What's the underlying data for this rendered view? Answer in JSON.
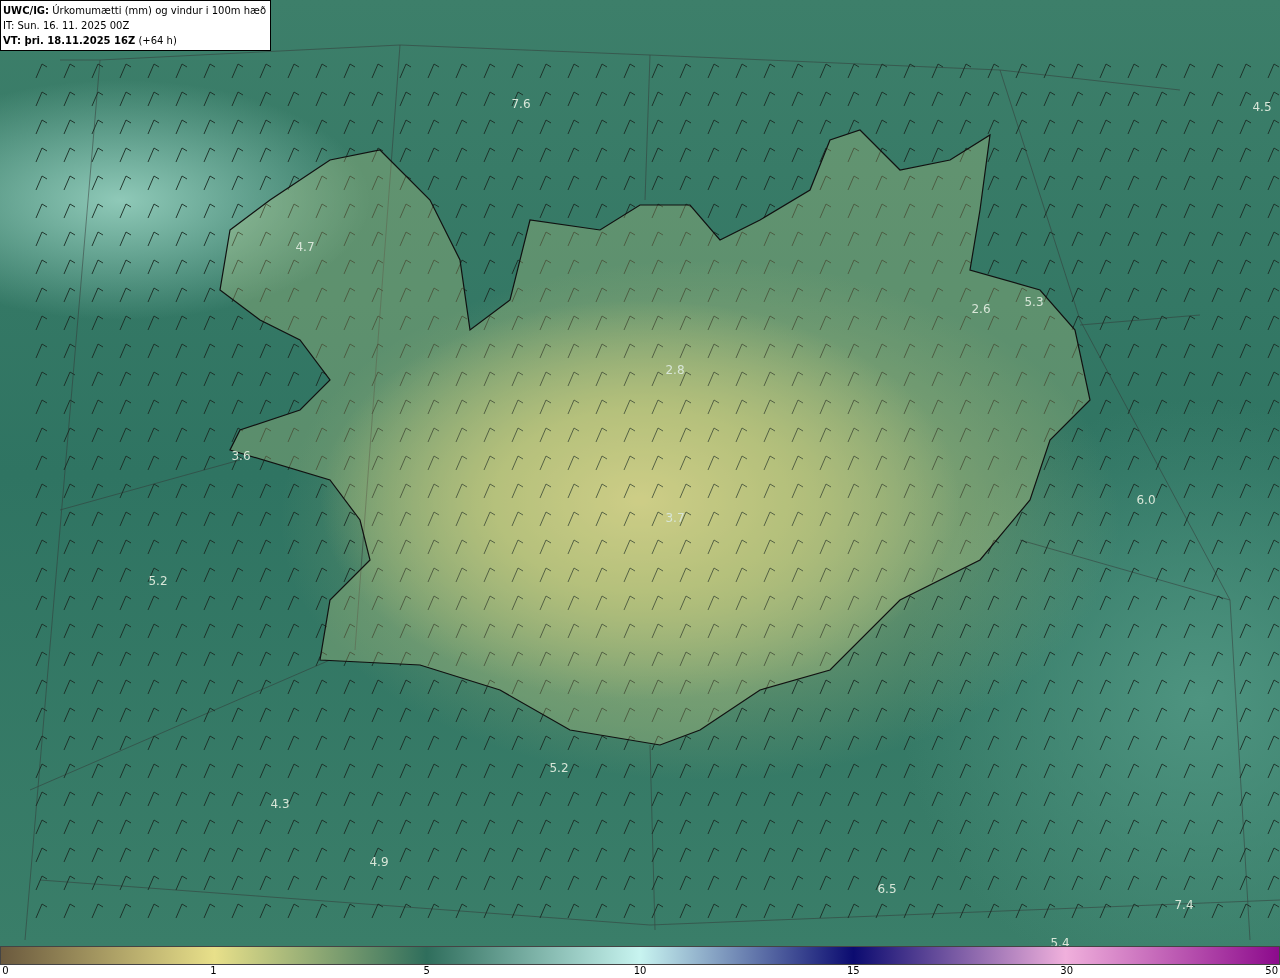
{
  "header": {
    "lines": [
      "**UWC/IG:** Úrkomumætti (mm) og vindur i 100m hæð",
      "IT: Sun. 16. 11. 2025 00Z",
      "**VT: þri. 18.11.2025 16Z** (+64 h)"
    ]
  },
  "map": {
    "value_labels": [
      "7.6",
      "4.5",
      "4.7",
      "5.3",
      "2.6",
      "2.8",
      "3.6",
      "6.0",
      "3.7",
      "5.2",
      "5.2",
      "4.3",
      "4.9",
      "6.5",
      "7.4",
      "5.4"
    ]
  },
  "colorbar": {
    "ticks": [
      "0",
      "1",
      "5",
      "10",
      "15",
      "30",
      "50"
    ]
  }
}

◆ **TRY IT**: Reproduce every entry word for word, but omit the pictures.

◆ **ANSWER FOR THIS EXERCISE**:
What's the underlying data for this rendered view? Answer in JSON.
{
  "header": {
    "lines": [
      "**UWC/IG:** Úrkomumætti (mm) og vindur i 100m hæð",
      "IT: Sun. 16. 11. 2025 00Z",
      "**VT: þri. 18.11.2025 16Z** (+64 h)"
    ]
  },
  "map": {
    "value_labels": [
      "7.6",
      "4.5",
      "4.7",
      "5.3",
      "2.6",
      "2.8",
      "3.6",
      "6.0",
      "3.7",
      "5.2",
      "5.2",
      "4.3",
      "4.9",
      "6.5",
      "7.4",
      "5.4"
    ]
  },
  "colorbar": {
    "ticks": [
      "0",
      "1",
      "5",
      "10",
      "15",
      "30",
      "50"
    ]
  }
}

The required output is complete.